[Material shown]:
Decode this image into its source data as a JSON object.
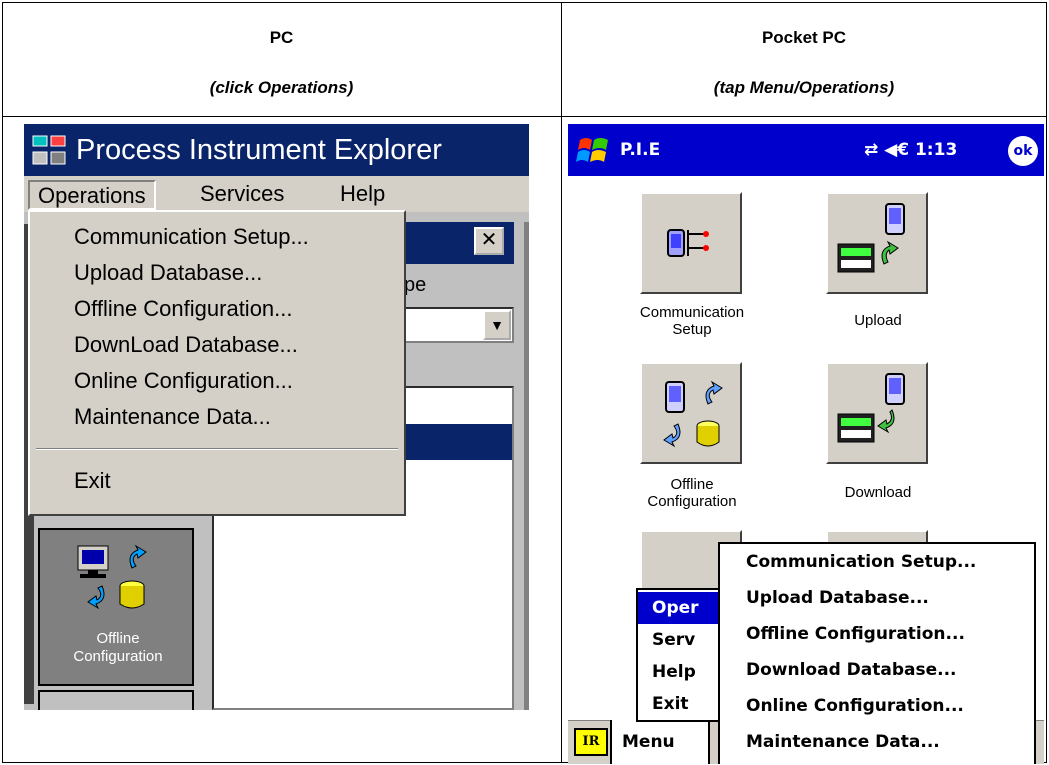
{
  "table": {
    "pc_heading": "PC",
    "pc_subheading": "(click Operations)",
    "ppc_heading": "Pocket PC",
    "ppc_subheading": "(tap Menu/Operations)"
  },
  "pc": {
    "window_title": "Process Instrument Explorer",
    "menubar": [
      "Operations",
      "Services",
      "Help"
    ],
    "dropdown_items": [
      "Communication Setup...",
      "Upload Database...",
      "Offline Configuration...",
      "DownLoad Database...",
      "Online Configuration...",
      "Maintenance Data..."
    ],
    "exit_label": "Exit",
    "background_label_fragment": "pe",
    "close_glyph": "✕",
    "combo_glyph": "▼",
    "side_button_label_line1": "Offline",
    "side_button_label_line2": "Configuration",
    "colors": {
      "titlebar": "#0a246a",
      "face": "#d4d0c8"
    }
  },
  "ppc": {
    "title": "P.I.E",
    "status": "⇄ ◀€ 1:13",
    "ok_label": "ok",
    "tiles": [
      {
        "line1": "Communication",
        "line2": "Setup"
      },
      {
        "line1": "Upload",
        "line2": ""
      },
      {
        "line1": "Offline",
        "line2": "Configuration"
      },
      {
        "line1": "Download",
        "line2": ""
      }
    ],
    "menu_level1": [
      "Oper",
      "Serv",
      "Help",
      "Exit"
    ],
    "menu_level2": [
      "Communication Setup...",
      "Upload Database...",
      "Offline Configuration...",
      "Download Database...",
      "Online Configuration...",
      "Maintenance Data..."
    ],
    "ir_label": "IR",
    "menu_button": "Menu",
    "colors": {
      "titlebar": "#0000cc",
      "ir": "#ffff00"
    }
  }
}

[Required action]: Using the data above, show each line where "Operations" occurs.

[Solved exercise]:
    "pc_subheading": "(click Operations)",
    "ppc_subheading": "(tap Menu/Operations)"
      "Operations",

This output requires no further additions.